[App and web page records]
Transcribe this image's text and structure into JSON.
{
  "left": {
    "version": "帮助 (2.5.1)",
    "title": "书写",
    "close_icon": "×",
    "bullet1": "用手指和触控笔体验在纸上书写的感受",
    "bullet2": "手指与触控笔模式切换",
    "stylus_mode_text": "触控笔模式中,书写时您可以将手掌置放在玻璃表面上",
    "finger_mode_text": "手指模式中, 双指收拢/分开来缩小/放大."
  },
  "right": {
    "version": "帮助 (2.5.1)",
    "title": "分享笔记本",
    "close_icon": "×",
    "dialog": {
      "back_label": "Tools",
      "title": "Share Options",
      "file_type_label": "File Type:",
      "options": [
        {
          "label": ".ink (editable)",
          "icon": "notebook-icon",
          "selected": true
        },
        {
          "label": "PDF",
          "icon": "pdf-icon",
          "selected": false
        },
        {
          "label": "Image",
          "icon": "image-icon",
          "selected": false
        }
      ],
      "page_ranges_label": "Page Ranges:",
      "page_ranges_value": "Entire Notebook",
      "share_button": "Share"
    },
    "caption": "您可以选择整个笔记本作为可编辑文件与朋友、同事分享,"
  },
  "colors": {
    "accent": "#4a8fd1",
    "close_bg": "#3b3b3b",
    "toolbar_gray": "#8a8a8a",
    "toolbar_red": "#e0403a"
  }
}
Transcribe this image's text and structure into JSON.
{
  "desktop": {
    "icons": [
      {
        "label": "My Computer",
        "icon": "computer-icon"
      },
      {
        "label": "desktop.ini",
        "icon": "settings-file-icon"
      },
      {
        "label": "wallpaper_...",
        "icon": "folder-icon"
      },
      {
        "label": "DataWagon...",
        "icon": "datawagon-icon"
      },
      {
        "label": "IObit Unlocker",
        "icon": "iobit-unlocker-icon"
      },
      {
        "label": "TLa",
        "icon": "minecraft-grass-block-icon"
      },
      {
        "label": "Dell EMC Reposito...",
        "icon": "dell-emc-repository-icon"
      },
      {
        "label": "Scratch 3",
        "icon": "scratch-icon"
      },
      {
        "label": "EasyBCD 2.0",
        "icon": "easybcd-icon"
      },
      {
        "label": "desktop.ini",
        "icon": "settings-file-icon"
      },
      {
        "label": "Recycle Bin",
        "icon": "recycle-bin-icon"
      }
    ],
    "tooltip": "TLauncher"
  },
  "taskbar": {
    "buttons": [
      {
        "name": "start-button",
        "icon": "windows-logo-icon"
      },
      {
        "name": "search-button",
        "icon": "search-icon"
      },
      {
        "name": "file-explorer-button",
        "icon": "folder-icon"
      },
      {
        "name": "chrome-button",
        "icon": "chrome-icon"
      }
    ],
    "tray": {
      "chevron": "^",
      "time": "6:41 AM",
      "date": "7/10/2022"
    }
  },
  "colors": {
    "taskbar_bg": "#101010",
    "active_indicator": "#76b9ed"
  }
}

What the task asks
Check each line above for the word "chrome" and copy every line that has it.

Answer below
        "name": "chrome-button",
        "icon": "chrome-icon"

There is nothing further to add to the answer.